Q: Tell us how Tolkien made his way into the recipes?
I feel that Tolkien’s intent in limiting the Shire wasn’t to create a cuisine based on nothing but nettle soup and boiled potatoes, but to lovingly preserve English country life as it was before Industrialization and World War I changed everything, in his opinion, for the worse.
Q: For the history buffs out there (and librarians looking to incorporate some harmless education into programming), tell us what Tolkien might have experienced food-wise at the time?
You have to remember, when Tolkien was born, the sun never set on the British Empire. England imported food from all over the world. Heck, tea, which we think of as quintessentially English, was actually a Chinese import which they later farmed in India. Recipes from that era are full of an almost child-like delight at throwing together random flavors from all over the globe just to see what will happen.
Because food was insanely expensive at this time – up to 2/3 of a middle class family’s income – I also did my best to interweave the recipes so you always had a use for leftovers. The roasted apples served for pudding at last night’s Supper can be chopped up and turned into a filling for a tasty bread served at today’s Elevenses.

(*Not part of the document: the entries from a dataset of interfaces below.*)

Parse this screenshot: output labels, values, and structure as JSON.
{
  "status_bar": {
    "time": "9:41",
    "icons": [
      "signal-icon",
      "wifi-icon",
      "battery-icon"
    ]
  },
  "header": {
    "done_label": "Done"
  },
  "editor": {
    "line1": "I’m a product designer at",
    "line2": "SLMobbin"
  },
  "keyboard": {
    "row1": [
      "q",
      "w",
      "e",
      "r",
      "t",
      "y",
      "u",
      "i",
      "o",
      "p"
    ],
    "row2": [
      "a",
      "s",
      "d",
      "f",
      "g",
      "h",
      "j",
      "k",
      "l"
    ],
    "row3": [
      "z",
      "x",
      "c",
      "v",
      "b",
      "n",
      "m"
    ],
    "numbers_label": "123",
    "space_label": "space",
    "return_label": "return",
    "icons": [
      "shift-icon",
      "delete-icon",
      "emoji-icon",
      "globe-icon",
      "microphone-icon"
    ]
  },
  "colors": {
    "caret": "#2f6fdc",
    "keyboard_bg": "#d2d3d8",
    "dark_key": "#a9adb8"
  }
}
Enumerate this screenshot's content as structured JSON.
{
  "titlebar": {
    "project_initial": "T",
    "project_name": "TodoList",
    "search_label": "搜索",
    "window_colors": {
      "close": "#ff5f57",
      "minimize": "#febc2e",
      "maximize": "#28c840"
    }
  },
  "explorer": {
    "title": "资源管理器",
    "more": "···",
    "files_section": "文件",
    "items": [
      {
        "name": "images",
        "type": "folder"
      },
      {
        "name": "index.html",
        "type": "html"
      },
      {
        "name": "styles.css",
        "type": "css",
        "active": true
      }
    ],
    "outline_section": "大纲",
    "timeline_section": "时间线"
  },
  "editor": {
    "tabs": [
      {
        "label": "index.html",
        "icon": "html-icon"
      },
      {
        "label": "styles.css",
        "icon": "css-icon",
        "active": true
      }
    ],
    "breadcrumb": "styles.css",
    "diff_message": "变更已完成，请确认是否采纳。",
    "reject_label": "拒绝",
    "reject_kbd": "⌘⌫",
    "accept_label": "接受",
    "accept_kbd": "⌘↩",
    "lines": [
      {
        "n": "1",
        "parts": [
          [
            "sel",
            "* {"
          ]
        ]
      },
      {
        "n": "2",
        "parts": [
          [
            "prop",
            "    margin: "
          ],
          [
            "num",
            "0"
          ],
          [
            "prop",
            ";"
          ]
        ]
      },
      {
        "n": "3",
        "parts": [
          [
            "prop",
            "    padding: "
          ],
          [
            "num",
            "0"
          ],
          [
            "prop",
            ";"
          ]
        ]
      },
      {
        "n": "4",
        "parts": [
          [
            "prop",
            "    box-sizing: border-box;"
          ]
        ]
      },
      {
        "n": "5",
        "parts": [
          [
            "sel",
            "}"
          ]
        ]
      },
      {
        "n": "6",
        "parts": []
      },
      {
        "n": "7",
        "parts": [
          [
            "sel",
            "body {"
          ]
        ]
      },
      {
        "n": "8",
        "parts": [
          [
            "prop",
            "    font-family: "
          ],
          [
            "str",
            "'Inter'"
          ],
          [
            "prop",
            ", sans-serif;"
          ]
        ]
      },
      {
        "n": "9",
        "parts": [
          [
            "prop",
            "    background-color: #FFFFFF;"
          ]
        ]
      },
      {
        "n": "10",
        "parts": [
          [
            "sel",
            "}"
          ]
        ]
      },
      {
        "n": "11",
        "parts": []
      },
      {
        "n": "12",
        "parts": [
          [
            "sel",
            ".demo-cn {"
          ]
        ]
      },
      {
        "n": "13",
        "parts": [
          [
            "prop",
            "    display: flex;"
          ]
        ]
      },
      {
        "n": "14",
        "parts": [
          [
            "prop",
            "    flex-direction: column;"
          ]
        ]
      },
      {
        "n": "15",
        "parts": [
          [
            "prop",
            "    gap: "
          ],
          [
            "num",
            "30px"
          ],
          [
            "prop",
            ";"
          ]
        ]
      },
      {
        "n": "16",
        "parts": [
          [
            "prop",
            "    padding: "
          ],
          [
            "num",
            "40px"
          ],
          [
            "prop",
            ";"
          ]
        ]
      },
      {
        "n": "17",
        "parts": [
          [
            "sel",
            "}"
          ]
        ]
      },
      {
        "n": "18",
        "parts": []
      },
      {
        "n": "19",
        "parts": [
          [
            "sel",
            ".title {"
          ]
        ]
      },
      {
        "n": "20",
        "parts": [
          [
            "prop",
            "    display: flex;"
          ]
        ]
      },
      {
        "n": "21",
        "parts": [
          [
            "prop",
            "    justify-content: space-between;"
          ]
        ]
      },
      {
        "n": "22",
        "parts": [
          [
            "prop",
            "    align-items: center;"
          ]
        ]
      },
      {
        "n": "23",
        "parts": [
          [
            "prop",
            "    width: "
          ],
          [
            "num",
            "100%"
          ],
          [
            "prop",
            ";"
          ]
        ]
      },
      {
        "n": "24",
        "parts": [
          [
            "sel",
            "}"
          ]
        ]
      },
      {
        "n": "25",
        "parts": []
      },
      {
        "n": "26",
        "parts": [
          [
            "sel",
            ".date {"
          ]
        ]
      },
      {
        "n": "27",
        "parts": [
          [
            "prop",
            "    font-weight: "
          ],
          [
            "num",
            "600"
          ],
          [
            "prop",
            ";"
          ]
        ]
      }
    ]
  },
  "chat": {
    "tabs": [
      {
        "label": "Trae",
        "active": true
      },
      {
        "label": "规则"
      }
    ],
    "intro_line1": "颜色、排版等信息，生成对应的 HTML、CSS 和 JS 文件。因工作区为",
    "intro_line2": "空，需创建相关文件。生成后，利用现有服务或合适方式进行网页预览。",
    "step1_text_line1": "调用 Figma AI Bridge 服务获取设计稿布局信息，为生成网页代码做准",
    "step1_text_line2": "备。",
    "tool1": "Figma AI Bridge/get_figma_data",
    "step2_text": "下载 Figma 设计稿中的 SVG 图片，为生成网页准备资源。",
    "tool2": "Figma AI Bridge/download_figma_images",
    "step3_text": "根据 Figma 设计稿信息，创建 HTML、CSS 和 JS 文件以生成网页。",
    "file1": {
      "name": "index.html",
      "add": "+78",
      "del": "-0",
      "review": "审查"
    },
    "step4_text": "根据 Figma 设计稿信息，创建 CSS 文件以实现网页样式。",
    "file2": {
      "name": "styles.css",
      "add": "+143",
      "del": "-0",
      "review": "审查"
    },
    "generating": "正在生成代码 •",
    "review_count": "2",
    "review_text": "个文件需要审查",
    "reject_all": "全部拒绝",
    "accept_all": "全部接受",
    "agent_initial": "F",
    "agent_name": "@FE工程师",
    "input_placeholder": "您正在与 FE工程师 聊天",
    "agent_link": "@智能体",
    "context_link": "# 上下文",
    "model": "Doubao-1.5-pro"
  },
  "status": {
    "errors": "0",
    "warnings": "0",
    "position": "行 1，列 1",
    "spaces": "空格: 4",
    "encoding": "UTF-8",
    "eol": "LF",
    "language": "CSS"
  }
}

The leftover carcass from Sunday’s roast chicken are made into broth which can be used in Mushroom Soup for tomorrow’s luncheon. Leftover potatoes end up in darn near everything.
Q: We love how the recipes are divided by Hobbit meals: Breakfast, Second Breakfast, Elevenses, Luncheon, Afternoon Tea, Supper, and Dinner.
Breakfast has historical recipes for porridge, home made country sausage, and hash. Second Breakfast I saw as as a time for a little morning adventure, before the day gets too hot, so all the foods are durable hand pies that can take a beating if you toss them in the bottom of your pack. Elevenses was my carb loading meal, full of both quick breads and yeast breads. Luncheon is mostly pub food, so scotch eggs, steak and ale pie, and a stewed hare. Americans would consider Afternoon Tea a meal entirely of cookies and cakes. I didn’t include any small sandwiches there since those were more of an aristocratic habit. Supper and Dinner both include a couple of main courses, like roast rack of lamb or braised oxtails, plus vegetable sides like asparagus, green beans, and peas, some mushroom dishes, and a more complicated dessert than those in the Afternoon Tea chapter.
Q: You are not one to rest on laurels; what can we drool over next?
Artist Tom Gordon and I spent two years creating an Illustrated Geek Cookbook. It covers 120 years of geek culture, from HG Wells The Time Machine to the Fox show Sleepy Hollow plus homages to many games, comics, books, tv shows, and movies. It’ll be available on Amazon in December. Readers can get a preview of it.
Q: Finally, one of the things we love about you is how you incorporate history and research into your books and recipes. How did these interests lead to writing cookbooks?
An advanced degree can be surprisingly useful outside your original profession of choice. I thought I’d be a college tenure track faculty member. Some people might think I wasted my time learning Sumerian cuneiform, but the research skills and passion for history have made my non-academic career possible today.
Interested in previewing recipes? Oseland has graciously provided links to these recipes: